The language Chol uses a vigesimal (base-20) counting system. Here are the numerals for 1–20:
Jun 1 Junlujun 11
Cha’ 2 Lajchän 12
Ux 3 Uxlujun 13
Chän 4 Chänlujun 14
Jo’ 5 Jo’lujun 15
Wäk 6 Wäklujun 16
Wuk 7 Wuklujun 17
Waxäk 8 Waxäklujun 18
Bolon 9 Bolonlujum 19
Lujun 10 Junk’al 20
In our language Chol, when we count things the form of the number must change depending on the form of the objects being counted, for example depending on whether they are round, long, standing; whether the thing being counted is an person or an animal, as in the following examples:
a tree (standing) = juñtyejk tye’
a woman (standing) = juñtyikil lakña’
a dog (crouched) = juñkojty ts’i’
a pineaplle (round) = juñpijty pajch’
a tortilla = juñk’ej waj
a plate (round) = juñwejch ch’ejew
a bunch of bananas (hanging) = juñpajl ja’as

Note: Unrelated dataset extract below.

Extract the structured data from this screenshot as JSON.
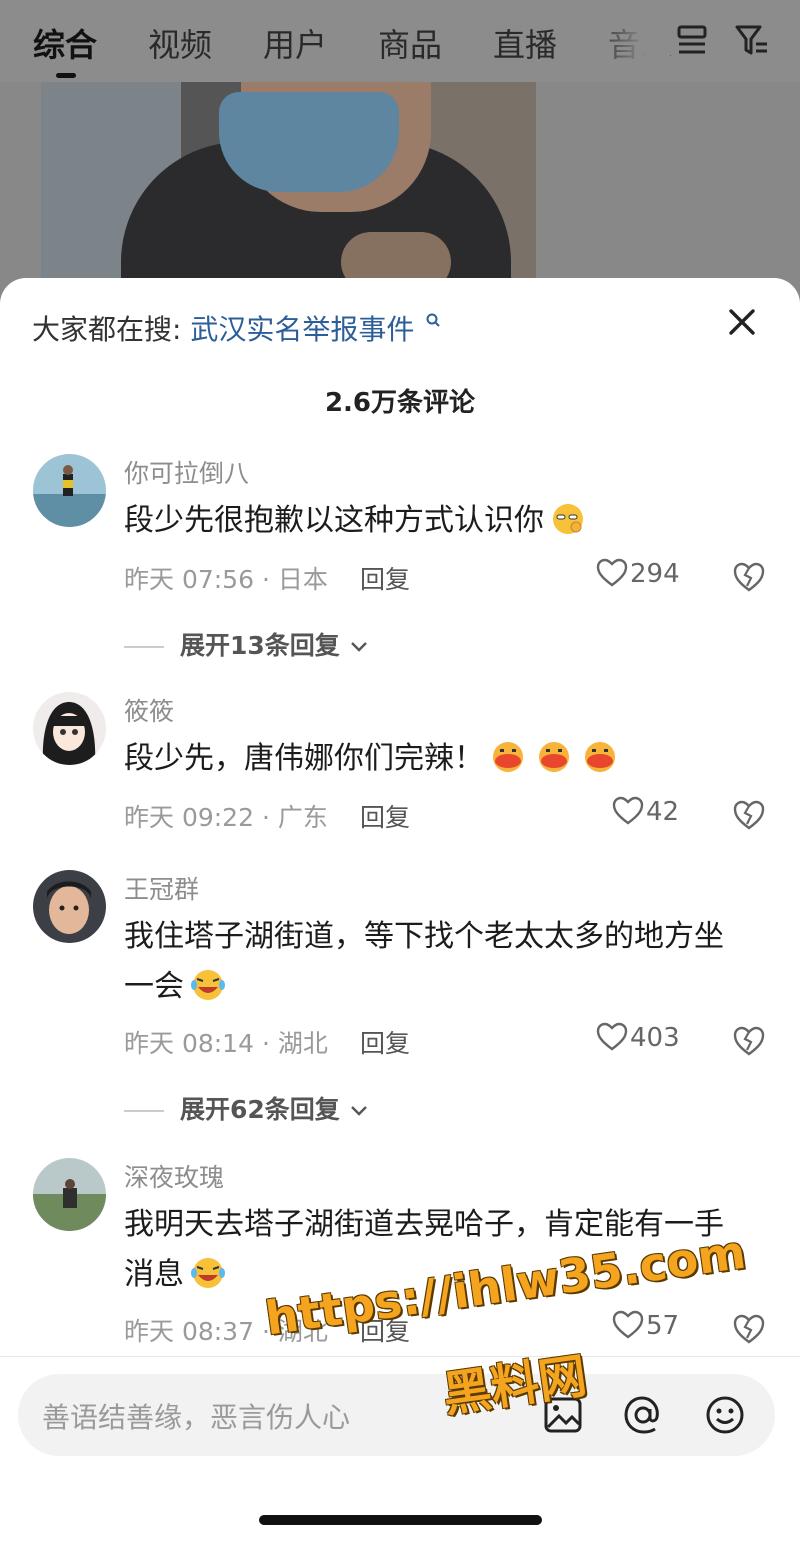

Chajk’: The word means “lightning”, also known as the ña’al ja’al ‘mother of the rain’. In some Ch’ol communities it can punish people who break the sacred rules between man and nature, that is, if a person extracts a resource without the permission of the yum pañämil ‘God of nature’ or ‘Owner of nature’ the chajk’ is guided towards these people with its fire and ax. In some cases it causes instant death, or it simply gives them a warning and a little scare. To get people to heal quickly from shock it is necessary that they be treated with the ax that the bolt left behind.

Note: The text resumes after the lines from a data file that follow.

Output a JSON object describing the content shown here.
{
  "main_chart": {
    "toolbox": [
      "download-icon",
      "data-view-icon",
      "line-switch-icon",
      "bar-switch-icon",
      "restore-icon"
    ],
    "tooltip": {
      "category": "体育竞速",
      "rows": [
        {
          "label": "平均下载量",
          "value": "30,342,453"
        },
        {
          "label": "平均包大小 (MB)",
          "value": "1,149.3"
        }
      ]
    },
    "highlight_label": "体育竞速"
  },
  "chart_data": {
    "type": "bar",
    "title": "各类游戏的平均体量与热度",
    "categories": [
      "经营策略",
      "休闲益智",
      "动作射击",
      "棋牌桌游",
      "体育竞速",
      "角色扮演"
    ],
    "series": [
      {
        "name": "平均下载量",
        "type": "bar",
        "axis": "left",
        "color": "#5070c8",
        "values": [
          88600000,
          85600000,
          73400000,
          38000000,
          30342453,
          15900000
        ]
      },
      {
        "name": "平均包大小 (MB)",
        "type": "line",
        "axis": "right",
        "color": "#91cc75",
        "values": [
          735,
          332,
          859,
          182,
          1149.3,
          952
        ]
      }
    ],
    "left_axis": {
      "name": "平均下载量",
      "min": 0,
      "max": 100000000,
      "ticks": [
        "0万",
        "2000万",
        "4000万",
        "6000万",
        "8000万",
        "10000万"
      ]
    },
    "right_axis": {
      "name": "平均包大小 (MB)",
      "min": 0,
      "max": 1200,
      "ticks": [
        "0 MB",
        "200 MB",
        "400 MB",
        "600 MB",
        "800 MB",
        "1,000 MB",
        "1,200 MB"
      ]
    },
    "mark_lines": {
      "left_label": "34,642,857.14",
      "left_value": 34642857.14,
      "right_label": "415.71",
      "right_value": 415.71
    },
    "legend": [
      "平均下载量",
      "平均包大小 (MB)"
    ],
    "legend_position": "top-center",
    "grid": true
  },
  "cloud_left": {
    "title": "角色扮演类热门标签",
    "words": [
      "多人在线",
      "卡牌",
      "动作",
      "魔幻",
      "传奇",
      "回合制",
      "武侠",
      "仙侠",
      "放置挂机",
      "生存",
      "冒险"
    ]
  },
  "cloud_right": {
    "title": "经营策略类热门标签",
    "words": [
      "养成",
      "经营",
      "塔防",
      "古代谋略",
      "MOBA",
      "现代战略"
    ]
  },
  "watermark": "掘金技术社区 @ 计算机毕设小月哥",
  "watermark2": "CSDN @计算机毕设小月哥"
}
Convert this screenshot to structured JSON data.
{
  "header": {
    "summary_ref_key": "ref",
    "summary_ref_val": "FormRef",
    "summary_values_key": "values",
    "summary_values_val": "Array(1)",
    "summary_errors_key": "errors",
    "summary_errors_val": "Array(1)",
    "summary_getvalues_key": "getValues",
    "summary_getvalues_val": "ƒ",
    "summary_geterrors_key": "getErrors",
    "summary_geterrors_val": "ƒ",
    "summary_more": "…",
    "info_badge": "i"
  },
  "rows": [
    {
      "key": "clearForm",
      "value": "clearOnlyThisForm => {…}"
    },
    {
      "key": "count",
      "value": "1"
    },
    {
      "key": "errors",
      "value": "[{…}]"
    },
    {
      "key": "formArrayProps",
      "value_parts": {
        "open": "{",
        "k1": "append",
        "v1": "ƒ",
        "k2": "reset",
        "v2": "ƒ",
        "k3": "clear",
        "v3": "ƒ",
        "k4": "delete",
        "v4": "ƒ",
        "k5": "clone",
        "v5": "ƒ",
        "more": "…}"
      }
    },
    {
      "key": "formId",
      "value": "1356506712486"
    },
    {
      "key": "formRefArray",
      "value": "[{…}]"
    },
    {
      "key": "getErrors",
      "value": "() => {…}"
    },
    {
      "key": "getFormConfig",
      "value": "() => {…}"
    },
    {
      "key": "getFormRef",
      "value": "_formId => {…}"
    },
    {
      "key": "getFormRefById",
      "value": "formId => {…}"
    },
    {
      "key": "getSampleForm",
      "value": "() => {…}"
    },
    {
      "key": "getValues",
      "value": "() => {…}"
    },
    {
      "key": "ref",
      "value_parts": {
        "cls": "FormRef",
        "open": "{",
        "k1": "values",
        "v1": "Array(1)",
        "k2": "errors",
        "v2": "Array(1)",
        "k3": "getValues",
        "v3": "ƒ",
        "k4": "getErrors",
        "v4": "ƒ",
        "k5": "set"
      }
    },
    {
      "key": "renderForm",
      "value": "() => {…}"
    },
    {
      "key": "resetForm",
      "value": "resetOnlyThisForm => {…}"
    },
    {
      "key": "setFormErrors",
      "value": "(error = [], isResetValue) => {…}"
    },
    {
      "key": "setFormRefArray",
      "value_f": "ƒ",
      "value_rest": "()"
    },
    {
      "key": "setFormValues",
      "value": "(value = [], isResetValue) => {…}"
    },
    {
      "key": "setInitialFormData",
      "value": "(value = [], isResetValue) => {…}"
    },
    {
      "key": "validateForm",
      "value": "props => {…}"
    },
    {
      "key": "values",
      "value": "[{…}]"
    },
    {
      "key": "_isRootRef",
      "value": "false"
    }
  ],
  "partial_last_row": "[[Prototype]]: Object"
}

Mayordomos walking to the church.
Mayordomos (xch’ujeñalob) are men who are in charge of sponsoring the fiestas for our Father Jesús and our Mother the Virgin of Gudalupe, along with other Catholic saints worshipped in each community. Each mayordomo is in charge of one fiesta per year, and then is replaced by someone else, and so on it continues each year. Before, only elders were responsible for these positions (cargos), but now young people and women can also take part, in part because there are now fewer people willing to take on this responsibility.

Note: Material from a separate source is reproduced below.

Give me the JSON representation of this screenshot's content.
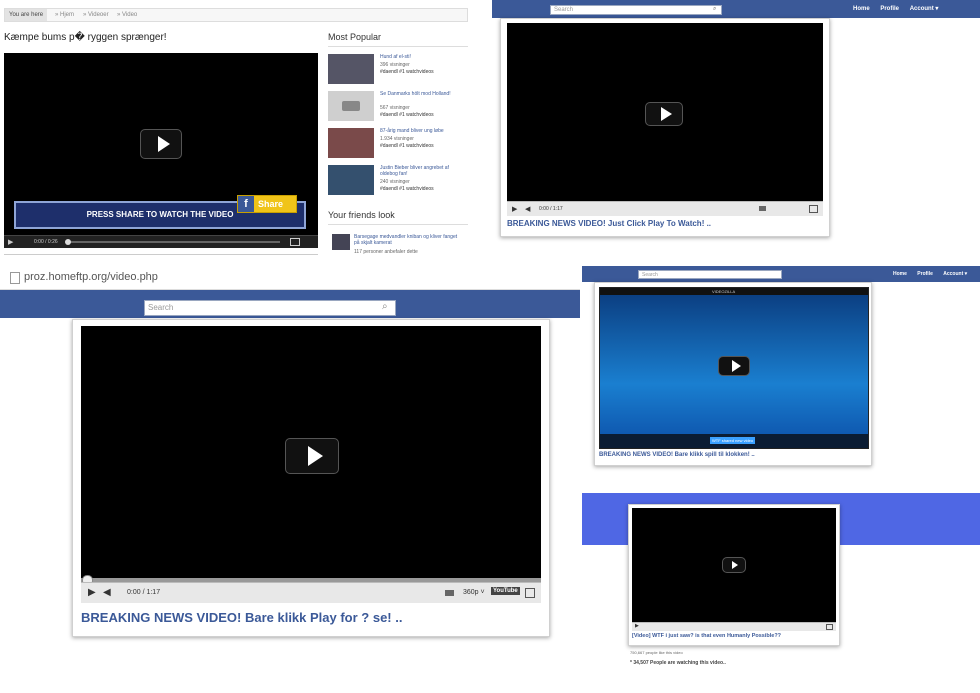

My name is Morelia Irene Vazquez Martinez. I’m a speaker of Ch’ol, and I’m originally from Campanario in the municipality of Tila, Chiapas. Right now I’m studying in the Tecnológico Superior university in Macuspana, Tabasco. I’ve participated in different Ch’ol linguistics projects doing translations, transcriptions, and data collection, among other things. I really like doing this work and I’m happy to be working with other people who also love our language Ch’ol. 🙂
Women decorating candles.
In our communities there are special traditions, like these women who dedicate themselves to decorating candles that will be used bu the mayordomos in the community of Nueva Esperanza in Tila.
My name is Matilde Vázquez, I’m originally from the community of El Campanario, in the municipality of Tila. I studied social anthropology at the Universidad Autonoma of Chiapas. I live in San Cristobal de Las Casas. I have written a lot in our language Chol, and I’ve also done translations from Spanish to Chol during the time when I worked at CELALI.
On February 16th, Juan Jesús Vázquez Álvarez gave a talk titled “Indigenous Languages in Educational Policies” in San Cristóbal de Las Casas as part of the Symposium: Las lenguas indígenas y los desafíos en el Siglo XXI, organized by INALI and the Asociación Indígena Académica. The event emphasized the importance of continuing to use indigenous languages in a variety of contexts in order to continue strengthening these languages.
On March 5th 2018 we had the second workshop of the National Geographic-funded Ch’ol documentation project. The event took place at the Unidad Académica Multidisciplinaria Yajalón, part of the Universidad Intercultural of Chiapas (UNICH). Fifteen students of the Language and Culture BA program participated in the workshop.
Dr. Juan and Dr. Bernabé
Morelia, Juan and Bernabé
Morelia explaining how to use the recorder